■ EXERCISE OBJECTIVE:
Retype the entries. Match them exactly.

■ MATERIAL FOR THE TASK:
- - - - - - -
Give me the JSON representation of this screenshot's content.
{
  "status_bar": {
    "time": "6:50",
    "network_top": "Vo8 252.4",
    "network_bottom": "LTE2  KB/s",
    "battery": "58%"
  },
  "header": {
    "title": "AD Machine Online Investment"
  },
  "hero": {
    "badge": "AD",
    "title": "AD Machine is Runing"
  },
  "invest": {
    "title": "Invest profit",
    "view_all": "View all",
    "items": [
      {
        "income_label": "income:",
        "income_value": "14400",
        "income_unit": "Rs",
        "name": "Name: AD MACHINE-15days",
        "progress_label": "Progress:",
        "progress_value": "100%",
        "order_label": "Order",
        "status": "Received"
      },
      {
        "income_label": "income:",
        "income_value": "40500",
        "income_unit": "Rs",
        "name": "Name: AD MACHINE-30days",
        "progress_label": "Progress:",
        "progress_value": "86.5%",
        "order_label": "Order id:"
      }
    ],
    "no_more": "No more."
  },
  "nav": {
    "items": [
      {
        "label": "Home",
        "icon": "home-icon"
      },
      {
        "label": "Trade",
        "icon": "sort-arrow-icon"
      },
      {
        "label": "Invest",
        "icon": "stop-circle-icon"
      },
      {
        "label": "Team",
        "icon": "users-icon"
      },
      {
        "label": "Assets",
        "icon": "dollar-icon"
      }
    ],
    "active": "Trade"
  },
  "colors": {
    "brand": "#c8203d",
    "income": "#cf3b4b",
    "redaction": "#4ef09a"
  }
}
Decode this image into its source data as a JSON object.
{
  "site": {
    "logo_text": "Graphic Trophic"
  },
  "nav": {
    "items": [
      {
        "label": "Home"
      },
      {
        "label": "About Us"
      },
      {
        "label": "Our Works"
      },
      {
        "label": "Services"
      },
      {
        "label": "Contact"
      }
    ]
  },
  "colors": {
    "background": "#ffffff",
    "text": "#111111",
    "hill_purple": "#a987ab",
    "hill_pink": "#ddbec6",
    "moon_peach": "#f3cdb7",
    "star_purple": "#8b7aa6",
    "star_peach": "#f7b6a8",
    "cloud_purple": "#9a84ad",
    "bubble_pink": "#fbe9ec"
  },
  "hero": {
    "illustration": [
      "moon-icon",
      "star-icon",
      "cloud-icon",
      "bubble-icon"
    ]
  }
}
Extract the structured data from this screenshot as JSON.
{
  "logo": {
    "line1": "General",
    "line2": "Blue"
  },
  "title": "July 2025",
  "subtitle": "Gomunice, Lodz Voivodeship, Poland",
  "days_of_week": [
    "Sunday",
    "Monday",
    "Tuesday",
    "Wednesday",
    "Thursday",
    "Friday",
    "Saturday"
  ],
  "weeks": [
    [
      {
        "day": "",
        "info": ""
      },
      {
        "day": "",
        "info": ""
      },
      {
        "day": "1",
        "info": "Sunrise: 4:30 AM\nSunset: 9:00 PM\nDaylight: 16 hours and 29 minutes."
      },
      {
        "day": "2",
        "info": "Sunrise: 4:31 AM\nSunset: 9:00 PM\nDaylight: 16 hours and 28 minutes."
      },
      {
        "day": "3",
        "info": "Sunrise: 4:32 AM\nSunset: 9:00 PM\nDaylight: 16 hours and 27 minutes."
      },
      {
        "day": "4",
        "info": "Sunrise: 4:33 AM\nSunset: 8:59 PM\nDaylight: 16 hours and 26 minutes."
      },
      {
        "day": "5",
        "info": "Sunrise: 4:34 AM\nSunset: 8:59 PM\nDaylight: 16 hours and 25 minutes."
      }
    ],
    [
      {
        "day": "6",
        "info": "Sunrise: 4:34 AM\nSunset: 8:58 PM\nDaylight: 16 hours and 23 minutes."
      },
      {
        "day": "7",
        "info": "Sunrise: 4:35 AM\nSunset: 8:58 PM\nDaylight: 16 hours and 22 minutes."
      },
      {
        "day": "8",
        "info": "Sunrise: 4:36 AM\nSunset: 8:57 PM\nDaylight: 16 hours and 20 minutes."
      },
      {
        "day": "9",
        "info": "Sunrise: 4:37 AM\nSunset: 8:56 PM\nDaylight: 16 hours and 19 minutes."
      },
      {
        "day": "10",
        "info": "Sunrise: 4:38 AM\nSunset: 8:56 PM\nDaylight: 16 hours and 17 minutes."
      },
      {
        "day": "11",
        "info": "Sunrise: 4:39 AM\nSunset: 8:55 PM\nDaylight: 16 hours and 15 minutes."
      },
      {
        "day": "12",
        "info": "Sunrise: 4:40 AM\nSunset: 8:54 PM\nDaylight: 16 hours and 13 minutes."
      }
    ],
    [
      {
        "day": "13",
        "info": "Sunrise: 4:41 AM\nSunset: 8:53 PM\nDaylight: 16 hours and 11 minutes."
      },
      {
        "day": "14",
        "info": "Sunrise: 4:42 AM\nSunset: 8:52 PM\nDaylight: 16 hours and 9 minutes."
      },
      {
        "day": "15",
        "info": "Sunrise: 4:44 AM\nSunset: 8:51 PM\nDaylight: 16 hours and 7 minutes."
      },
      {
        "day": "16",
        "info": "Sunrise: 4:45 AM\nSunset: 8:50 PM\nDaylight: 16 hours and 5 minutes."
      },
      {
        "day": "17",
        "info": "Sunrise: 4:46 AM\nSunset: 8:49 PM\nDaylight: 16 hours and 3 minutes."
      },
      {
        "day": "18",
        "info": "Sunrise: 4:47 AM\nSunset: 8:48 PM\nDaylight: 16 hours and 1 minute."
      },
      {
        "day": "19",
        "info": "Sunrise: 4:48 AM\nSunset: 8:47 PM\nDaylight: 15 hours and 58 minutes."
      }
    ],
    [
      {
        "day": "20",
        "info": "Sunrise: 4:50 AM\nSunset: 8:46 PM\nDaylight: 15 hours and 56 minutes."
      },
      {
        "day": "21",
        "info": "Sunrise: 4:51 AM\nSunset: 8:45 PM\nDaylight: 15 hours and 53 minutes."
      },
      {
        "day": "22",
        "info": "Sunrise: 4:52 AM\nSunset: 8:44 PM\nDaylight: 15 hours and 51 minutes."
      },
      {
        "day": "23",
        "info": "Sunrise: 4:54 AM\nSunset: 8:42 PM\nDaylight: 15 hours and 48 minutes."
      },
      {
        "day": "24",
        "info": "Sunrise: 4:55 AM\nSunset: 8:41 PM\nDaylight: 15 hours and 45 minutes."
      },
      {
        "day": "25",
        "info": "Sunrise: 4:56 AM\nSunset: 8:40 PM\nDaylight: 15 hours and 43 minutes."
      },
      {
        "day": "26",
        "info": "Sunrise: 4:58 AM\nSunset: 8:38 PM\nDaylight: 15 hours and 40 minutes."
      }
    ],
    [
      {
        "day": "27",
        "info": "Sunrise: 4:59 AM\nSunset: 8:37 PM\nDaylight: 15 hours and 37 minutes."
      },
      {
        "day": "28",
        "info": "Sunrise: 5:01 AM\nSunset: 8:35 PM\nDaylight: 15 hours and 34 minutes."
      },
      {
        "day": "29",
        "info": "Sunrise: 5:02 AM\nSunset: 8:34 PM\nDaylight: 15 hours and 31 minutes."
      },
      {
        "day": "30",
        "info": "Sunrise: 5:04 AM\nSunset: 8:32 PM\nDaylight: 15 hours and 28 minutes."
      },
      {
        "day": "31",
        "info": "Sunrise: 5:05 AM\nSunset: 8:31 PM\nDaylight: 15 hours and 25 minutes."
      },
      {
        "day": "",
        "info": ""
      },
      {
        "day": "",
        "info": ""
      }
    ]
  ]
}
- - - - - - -
■ SOLVED PROBLEM:
Give me the JSON representation of this screenshot's content.
{
  "status_bar": {
    "time": "6:50",
    "network_top": "Vo8 252.4",
    "network_bottom": "LTE2  KB/s",
    "battery": "58%"
  },
  "header": {
    "title": "AD Machine Online Investment"
  },
  "hero": {
    "badge": "AD",
    "title": "AD Machine is Runing"
  },
  "invest": {
    "title": "Invest profit",
    "view_all": "View all",
    "items": [
      {
        "income_label": "income:",
        "income_value": "14400",
        "income_unit": "Rs",
        "name": "Name: AD MACHINE-15days",
        "progress_label": "Progress:",
        "progress_value": "100%",
        "order_label": "Order",
        "status": "Received"
      },
      {
        "income_label": "income:",
        "income_value": "40500",
        "income_unit": "Rs",
        "name": "Name: AD MACHINE-30days",
        "progress_label": "Progress:",
        "progress_value": "86.5%",
        "order_label": "Order id:"
      }
    ],
    "no_more": "No more."
  },
  "nav": {
    "items": [
      {
        "label": "Home",
        "icon": "home-icon"
      },
      {
        "label": "Trade",
        "icon": "sort-arrow-icon"
      },
      {
        "label": "Invest",
        "icon": "stop-circle-icon"
      },
      {
        "label": "Team",
        "icon": "users-icon"
      },
      {
        "label": "Assets",
        "icon": "dollar-icon"
      }
    ],
    "active": "Trade"
  },
  "colors": {
    "brand": "#c8203d",
    "income": "#cf3b4b",
    "redaction": "#4ef09a"
  }
}
Decode this image into its source data as a JSON object.
{
  "site": {
    "logo_text": "Graphic Trophic"
  },
  "nav": {
    "items": [
      {
        "label": "Home"
      },
      {
        "label": "About Us"
      },
      {
        "label": "Our Works"
      },
      {
        "label": "Services"
      },
      {
        "label": "Contact"
      }
    ]
  },
  "colors": {
    "background": "#ffffff",
    "text": "#111111",
    "hill_purple": "#a987ab",
    "hill_pink": "#ddbec6",
    "moon_peach": "#f3cdb7",
    "star_purple": "#8b7aa6",
    "star_peach": "#f7b6a8",
    "cloud_purple": "#9a84ad",
    "bubble_pink": "#fbe9ec"
  },
  "hero": {
    "illustration": [
      "moon-icon",
      "star-icon",
      "cloud-icon",
      "bubble-icon"
    ]
  }
}
Extract the structured data from this screenshot as JSON.
{
  "logo": {
    "line1": "General",
    "line2": "Blue"
  },
  "title": "July 2025",
  "subtitle": "Gomunice, Lodz Voivodeship, Poland",
  "days_of_week": [
    "Sunday",
    "Monday",
    "Tuesday",
    "Wednesday",
    "Thursday",
    "Friday",
    "Saturday"
  ],
  "weeks": [
    [
      {
        "day": "",
        "info": ""
      },
      {
        "day": "",
        "info": ""
      },
      {
        "day": "1",
        "info": "Sunrise: 4:30 AM\nSunset: 9:00 PM\nDaylight: 16 hours and 29 minutes."
      },
      {
        "day": "2",
        "info": "Sunrise: 4:31 AM\nSunset: 9:00 PM\nDaylight: 16 hours and 28 minutes."
      },
      {
        "day": "3",
        "info": "Sunrise: 4:32 AM\nSunset: 9:00 PM\nDaylight: 16 hours and 27 minutes."
      },
      {
        "day": "4",
        "info": "Sunrise: 4:33 AM\nSunset: 8:59 PM\nDaylight: 16 hours and 26 minutes."
      },
      {
        "day": "5",
        "info": "Sunrise: 4:34 AM\nSunset: 8:59 PM\nDaylight: 16 hours and 25 minutes."
      }
    ],
    [
      {
        "day": "6",
        "info": "Sunrise: 4:34 AM\nSunset: 8:58 PM\nDaylight: 16 hours and 23 minutes."
      },
      {
        "day": "7",
        "info": "Sunrise: 4:35 AM\nSunset: 8:58 PM\nDaylight: 16 hours and 22 minutes."
      },
      {
        "day": "8",
        "info": "Sunrise: 4:36 AM\nSunset: 8:57 PM\nDaylight: 16 hours and 20 minutes."
      },
      {
        "day": "9",
        "info": "Sunrise: 4:37 AM\nSunset: 8:56 PM\nDaylight: 16 hours and 19 minutes."
      },
      {
        "day": "10",
        "info": "Sunrise: 4:38 AM\nSunset: 8:56 PM\nDaylight: 16 hours and 17 minutes."
      },
      {
        "day": "11",
        "info": "Sunrise: 4:39 AM\nSunset: 8:55 PM\nDaylight: 16 hours and 15 minutes."
      },
      {
        "day": "12",
        "info": "Sunrise: 4:40 AM\nSunset: 8:54 PM\nDaylight: 16 hours and 13 minutes."
      }
    ],
    [
      {
        "day": "13",
        "info": "Sunrise: 4:41 AM\nSunset: 8:53 PM\nDaylight: 16 hours and 11 minutes."
      },
      {
        "day": "14",
        "info": "Sunrise: 4:42 AM\nSunset: 8:52 PM\nDaylight: 16 hours and 9 minutes."
      },
      {
        "day": "15",
        "info": "Sunrise: 4:44 AM\nSunset: 8:51 PM\nDaylight: 16 hours and 7 minutes."
      },
      {
        "day": "16",
        "info": "Sunrise: 4:45 AM\nSunset: 8:50 PM\nDaylight: 16 hours and 5 minutes."
      },
      {
        "day": "17",
        "info": "Sunrise: 4:46 AM\nSunset: 8:49 PM\nDaylight: 16 hours and 3 minutes."
      },
      {
        "day": "18",
        "info": "Sunrise: 4:47 AM\nSunset: 8:48 PM\nDaylight: 16 hours and 1 minute."
      },
      {
        "day": "19",
        "info": "Sunrise: 4:48 AM\nSunset: 8:47 PM\nDaylight: 15 hours and 58 minutes."
      }
    ],
    [
      {
        "day": "20",
        "info": "Sunrise: 4:50 AM\nSunset: 8:46 PM\nDaylight: 15 hours and 56 minutes."
      },
      {
        "day": "21",
        "info": "Sunrise: 4:51 AM\nSunset: 8:45 PM\nDaylight: 15 hours and 53 minutes."
      },
      {
        "day": "22",
        "info": "Sunrise: 4:52 AM\nSunset: 8:44 PM\nDaylight: 15 hours and 51 minutes."
      },
      {
        "day": "23",
        "info": "Sunrise: 4:54 AM\nSunset: 8:42 PM\nDaylight: 15 hours and 48 minutes."
      },
      {
        "day": "24",
        "info": "Sunrise: 4:55 AM\nSunset: 8:41 PM\nDaylight: 15 hours and 45 minutes."
      },
      {
        "day": "25",
        "info": "Sunrise: 4:56 AM\nSunset: 8:40 PM\nDaylight: 15 hours and 43 minutes."
      },
      {
        "day": "26",
        "info": "Sunrise: 4:58 AM\nSunset: 8:38 PM\nDaylight: 15 hours and 40 minutes."
      }
    ],
    [
      {
        "day": "27",
        "info": "Sunrise: 4:59 AM\nSunset: 8:37 PM\nDaylight: 15 hours and 37 minutes."
      },
      {
        "day": "28",
        "info": "Sunrise: 5:01 AM\nSunset: 8:35 PM\nDaylight: 15 hours and 34 minutes."
      },
      {
        "day": "29",
        "info": "Sunrise: 5:02 AM\nSunset: 8:34 PM\nDaylight: 15 hours and 31 minutes."
      },
      {
        "day": "30",
        "info": "Sunrise: 5:04 AM\nSunset: 8:32 PM\nDaylight: 15 hours and 28 minutes."
      },
      {
        "day": "31",
        "info": "Sunrise: 5:05 AM\nSunset: 8:31 PM\nDaylight: 15 hours and 25 minutes."
      },
      {
        "day": "",
        "info": ""
      },
      {
        "day": "",
        "info": ""
      }
    ]
  ]
}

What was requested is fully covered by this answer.